## ASSIGNED TASK
Among the entries below, tally each line containing "down"; respond with the total only.

*** EXTRACTED INFORMATION ***

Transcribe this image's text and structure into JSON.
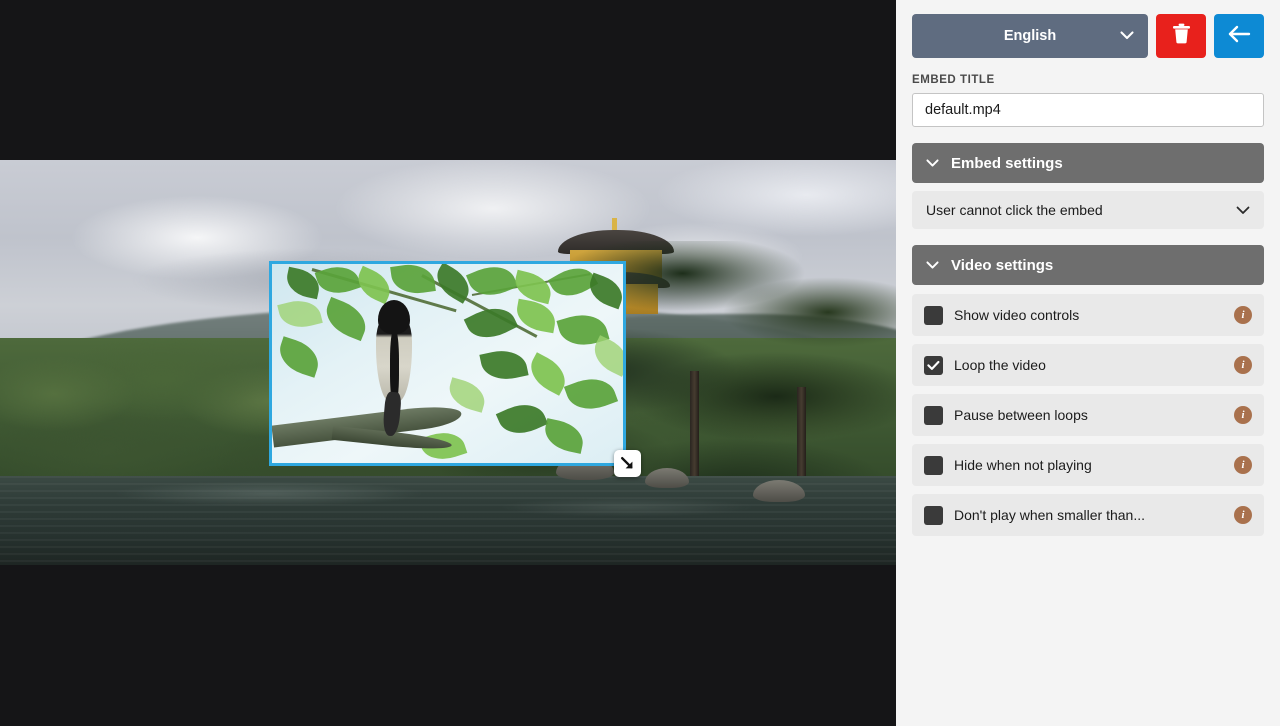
{
  "panel": {
    "language_selector": {
      "value": "English",
      "chevron_icon": "chevron-down-icon"
    },
    "delete_button": {
      "icon": "trash-icon",
      "color": "#e8211c"
    },
    "back_button": {
      "icon": "arrow-left-icon",
      "color": "#0d8ad4"
    },
    "embed_title": {
      "label": "EMBED TITLE",
      "value": "default.mp4",
      "placeholder": "default.mp4"
    },
    "embed_settings": {
      "header": "Embed settings",
      "chevron_icon": "chevron-down-icon",
      "click_behavior": {
        "value": "User cannot click the embed",
        "chevron_icon": "chevron-down-icon"
      }
    },
    "video_settings": {
      "header": "Video settings",
      "chevron_icon": "chevron-down-icon",
      "options": [
        {
          "label": "Show video controls",
          "checked": false,
          "info_icon": "info-icon"
        },
        {
          "label": "Loop the video",
          "checked": true,
          "info_icon": "info-icon"
        },
        {
          "label": "Pause between loops",
          "checked": false,
          "info_icon": "info-icon"
        },
        {
          "label": "Hide when not playing",
          "checked": false,
          "info_icon": "info-icon"
        },
        {
          "label": "Don't play when smaller than...",
          "checked": false,
          "info_icon": "info-icon"
        }
      ]
    }
  },
  "canvas": {
    "background_media": {
      "description": "Japanese garden landscape with golden pavilion, pine trees and lake"
    },
    "selected_embed": {
      "description": "Video embed showing a bird perched on a branch among green maple leaves",
      "selection_color": "#2fa8e0",
      "resize_handle_icon": "resize-arrow-icon"
    }
  },
  "colors": {
    "panel_background": "#f4f4f4",
    "section_header": "#6e6e6e",
    "row_background": "#e9e9e9",
    "language_button": "#5f6c80",
    "checkbox": "#3a3a3a",
    "info_badge": "#a9714d",
    "selection_border": "#2fa8e0"
  }
}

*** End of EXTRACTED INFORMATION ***

## SOLUTION BELOW
4